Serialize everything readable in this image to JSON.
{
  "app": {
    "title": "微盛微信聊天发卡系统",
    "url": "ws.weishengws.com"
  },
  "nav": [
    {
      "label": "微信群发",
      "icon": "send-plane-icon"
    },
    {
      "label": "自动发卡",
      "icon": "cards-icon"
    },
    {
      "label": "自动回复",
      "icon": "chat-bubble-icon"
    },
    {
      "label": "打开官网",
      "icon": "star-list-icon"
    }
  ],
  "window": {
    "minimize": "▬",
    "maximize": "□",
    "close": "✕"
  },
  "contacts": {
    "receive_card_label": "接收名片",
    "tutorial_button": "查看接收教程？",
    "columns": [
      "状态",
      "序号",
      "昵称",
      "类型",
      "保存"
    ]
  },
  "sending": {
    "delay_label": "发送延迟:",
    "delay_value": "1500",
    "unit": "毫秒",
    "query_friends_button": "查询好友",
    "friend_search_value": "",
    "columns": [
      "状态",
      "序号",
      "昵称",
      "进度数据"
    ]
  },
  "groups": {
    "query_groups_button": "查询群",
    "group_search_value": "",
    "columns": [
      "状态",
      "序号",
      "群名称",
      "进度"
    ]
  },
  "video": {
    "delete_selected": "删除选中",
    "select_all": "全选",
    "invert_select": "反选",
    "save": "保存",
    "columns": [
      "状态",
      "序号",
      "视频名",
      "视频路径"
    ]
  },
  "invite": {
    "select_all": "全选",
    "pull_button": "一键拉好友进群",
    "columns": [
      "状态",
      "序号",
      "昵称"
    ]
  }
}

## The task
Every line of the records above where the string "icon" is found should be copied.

## Solution for this problem
      "icon": "send-plane-icon"
      "icon": "cards-icon"
      "icon": "chat-bubble-icon"
      "icon": "star-list-icon"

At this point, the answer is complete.